RAW DATA below:

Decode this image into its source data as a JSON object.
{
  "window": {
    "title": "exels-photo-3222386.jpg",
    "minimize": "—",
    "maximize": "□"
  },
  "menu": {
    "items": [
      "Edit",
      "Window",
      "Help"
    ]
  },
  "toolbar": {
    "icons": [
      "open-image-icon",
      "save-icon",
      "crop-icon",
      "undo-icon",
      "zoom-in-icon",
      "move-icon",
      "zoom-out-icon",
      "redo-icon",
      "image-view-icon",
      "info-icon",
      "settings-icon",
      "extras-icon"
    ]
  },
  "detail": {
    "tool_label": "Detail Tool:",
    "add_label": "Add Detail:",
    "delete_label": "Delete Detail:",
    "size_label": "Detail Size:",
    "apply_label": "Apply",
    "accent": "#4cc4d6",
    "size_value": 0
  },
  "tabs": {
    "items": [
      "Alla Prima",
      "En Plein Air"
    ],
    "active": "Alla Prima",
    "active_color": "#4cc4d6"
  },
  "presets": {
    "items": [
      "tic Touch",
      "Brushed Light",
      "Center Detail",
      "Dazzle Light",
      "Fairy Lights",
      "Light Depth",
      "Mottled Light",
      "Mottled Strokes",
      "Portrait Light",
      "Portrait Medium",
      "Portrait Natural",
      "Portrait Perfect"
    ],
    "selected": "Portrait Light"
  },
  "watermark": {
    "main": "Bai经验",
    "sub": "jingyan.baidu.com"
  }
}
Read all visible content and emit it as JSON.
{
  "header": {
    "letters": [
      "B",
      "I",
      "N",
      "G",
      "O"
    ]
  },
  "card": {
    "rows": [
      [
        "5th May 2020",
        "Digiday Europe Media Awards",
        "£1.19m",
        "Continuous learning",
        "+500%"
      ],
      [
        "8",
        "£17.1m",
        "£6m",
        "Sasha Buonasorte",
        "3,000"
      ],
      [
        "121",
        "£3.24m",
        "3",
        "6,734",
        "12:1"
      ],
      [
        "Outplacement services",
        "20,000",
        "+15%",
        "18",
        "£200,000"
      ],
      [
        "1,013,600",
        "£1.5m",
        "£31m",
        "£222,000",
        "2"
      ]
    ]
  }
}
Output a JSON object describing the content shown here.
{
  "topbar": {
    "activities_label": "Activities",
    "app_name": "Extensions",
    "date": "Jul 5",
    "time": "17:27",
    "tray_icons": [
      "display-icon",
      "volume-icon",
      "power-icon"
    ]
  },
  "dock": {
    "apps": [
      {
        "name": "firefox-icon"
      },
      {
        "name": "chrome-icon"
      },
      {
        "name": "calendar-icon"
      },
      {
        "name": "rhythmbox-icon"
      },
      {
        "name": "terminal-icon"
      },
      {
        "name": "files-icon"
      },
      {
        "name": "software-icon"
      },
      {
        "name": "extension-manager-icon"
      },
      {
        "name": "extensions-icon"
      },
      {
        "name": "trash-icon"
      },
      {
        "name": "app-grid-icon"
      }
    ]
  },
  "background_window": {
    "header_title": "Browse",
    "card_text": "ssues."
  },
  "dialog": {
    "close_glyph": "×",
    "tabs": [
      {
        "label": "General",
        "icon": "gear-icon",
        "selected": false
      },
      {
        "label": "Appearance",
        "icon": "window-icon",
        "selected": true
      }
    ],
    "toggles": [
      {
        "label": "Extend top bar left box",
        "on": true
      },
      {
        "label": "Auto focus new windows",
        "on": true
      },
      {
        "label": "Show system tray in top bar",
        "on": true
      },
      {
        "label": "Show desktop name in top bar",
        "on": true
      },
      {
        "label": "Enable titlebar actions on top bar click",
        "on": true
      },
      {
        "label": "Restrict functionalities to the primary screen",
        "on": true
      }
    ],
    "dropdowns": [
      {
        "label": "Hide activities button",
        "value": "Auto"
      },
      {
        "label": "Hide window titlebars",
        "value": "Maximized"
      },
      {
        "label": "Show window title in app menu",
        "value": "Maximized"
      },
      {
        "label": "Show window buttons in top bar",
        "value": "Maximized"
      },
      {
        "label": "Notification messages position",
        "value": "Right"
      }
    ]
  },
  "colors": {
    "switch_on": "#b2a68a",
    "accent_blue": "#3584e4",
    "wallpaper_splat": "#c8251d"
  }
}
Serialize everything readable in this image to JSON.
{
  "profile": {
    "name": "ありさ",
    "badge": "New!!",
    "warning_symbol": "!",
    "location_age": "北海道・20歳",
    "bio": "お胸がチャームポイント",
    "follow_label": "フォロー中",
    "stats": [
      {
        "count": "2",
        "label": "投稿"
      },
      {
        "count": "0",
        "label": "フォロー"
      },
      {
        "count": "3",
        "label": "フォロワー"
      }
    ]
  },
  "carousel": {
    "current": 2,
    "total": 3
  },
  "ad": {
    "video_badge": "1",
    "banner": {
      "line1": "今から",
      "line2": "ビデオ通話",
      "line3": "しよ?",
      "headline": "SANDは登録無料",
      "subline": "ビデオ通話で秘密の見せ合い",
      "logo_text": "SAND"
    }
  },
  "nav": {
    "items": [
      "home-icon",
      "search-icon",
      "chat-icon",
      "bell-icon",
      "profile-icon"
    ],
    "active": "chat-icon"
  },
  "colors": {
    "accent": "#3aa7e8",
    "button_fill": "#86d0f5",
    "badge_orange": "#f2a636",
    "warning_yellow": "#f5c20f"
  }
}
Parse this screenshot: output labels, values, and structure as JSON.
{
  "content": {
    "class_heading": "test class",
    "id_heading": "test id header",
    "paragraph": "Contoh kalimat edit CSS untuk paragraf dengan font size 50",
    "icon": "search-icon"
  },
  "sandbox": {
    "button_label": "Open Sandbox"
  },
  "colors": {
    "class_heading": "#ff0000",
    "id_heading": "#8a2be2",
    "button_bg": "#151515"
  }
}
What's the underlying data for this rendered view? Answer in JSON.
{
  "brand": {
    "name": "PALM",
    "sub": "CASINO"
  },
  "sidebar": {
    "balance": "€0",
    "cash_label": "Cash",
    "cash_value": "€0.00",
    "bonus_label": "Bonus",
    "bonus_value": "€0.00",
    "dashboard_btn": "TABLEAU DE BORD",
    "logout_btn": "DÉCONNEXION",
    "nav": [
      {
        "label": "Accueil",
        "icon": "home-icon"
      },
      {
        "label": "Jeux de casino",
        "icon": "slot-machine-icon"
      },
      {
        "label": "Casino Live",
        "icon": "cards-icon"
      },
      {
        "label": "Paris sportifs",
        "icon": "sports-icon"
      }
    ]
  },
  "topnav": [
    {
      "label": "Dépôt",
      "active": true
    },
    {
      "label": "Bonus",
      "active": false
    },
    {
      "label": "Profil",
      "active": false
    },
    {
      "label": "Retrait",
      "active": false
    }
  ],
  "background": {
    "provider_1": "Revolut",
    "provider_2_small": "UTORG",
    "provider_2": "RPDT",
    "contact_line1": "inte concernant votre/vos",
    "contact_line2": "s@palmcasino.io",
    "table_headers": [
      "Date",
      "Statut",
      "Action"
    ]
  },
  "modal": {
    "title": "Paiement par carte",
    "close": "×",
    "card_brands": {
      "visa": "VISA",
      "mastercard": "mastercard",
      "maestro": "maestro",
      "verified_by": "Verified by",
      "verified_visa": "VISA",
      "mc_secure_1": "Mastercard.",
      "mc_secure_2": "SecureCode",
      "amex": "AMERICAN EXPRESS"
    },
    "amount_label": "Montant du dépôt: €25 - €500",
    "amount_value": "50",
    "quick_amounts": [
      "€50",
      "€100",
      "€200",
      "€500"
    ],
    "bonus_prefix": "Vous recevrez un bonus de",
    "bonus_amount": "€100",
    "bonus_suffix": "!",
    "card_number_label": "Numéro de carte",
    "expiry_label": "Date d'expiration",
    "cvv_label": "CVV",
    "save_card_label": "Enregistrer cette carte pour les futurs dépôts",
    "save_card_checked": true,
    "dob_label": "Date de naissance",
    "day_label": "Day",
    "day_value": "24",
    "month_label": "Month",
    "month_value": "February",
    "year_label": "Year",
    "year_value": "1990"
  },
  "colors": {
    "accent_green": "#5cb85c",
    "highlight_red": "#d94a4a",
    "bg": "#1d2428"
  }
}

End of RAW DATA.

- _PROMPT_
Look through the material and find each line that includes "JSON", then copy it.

- _EXERCISE RESPONSE_
Decode this image into its source data as a JSON object.
Read all visible content and emit it as JSON.
Output a JSON object describing the content shown here.
Serialize everything readable in this image to JSON.
Parse this screenshot: output labels, values, and structure as JSON.
What's the underlying data for this rendered view? Answer in JSON.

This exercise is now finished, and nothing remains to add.